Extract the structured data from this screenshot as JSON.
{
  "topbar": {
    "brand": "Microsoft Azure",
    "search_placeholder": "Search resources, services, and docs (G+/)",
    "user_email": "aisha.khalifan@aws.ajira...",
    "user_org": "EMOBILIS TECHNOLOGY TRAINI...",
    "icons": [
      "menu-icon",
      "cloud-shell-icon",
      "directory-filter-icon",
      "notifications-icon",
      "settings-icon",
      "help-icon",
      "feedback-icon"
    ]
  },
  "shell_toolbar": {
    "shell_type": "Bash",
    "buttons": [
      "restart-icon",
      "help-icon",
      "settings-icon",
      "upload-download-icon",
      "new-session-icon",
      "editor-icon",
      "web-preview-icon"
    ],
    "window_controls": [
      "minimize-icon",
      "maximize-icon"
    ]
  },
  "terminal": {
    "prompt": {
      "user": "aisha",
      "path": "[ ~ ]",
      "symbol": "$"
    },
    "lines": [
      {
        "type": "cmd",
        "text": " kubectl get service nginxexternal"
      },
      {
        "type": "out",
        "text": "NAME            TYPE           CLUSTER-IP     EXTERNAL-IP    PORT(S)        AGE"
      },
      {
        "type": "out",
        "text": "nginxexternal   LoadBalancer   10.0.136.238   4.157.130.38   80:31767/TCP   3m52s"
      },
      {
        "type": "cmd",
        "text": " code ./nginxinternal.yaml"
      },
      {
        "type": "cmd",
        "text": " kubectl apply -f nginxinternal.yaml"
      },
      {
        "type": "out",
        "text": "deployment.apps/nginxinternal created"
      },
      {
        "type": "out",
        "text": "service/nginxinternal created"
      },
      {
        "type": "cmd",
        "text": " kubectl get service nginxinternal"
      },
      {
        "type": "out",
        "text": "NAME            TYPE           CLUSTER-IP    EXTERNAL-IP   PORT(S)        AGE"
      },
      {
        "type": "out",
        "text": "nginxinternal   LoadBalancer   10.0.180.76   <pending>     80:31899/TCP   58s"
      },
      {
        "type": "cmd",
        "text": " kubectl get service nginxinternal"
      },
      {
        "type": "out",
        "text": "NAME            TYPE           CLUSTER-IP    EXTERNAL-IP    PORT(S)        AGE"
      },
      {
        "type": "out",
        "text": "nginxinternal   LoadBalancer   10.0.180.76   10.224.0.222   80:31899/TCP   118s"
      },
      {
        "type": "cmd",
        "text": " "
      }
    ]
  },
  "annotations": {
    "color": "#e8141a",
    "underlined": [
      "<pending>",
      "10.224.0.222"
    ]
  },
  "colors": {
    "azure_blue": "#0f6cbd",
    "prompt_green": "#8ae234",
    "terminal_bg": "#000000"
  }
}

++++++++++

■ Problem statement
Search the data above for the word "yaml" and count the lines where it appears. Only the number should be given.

■ Solution for this problem
2